Sometimes automatically running scripts in production environments are simply monitored by emails. Those scripts may run on schedule or be triggered by events and they send an email (for example to the technical support level 1) upon completion of the job. The content of the email will then give information about the outcome of the execution of the script.
This posts lists a few ideas that you might find useful to implement when in such an environment.
When you use Linux in text mode (as opposed to with an X server), you readily have access to multiple Virtual Terminals (aka VT for short) by hitting one of your <Alt-Fn> keys (if you are running a X server, you’ll need to hit <Ctrl-Alt-Fn> simultaneously).
This lets you access one of the VTs which are initialized at boot time, but won’t let you create new ones even if your kernel configuration would allow more VTs. Furthermore, what if you want to deal with VTs from a script ?
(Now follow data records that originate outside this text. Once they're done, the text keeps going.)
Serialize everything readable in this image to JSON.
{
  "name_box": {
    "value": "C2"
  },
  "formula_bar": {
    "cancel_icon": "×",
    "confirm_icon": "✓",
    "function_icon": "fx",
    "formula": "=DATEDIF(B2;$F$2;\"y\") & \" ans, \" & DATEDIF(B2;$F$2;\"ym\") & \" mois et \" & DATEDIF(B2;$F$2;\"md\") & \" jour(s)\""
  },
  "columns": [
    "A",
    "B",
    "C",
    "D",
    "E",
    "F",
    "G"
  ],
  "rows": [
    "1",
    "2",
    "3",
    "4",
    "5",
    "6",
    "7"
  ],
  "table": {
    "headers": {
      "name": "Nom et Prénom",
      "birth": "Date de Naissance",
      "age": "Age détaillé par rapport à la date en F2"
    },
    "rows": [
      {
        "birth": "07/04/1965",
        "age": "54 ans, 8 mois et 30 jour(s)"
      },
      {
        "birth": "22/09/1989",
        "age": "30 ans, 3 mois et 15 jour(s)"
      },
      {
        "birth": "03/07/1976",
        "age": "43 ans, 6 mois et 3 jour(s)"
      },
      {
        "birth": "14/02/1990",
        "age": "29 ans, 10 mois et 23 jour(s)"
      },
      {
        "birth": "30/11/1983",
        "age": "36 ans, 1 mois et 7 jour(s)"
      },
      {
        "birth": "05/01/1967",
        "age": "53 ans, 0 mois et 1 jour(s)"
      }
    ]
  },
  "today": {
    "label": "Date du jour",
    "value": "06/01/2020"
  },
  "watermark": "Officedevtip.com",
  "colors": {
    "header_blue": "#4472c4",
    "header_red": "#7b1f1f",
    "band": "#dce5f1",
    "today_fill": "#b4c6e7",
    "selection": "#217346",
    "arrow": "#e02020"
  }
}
This post covers the 3 commands which will let you control your VTs from the command line or from a script.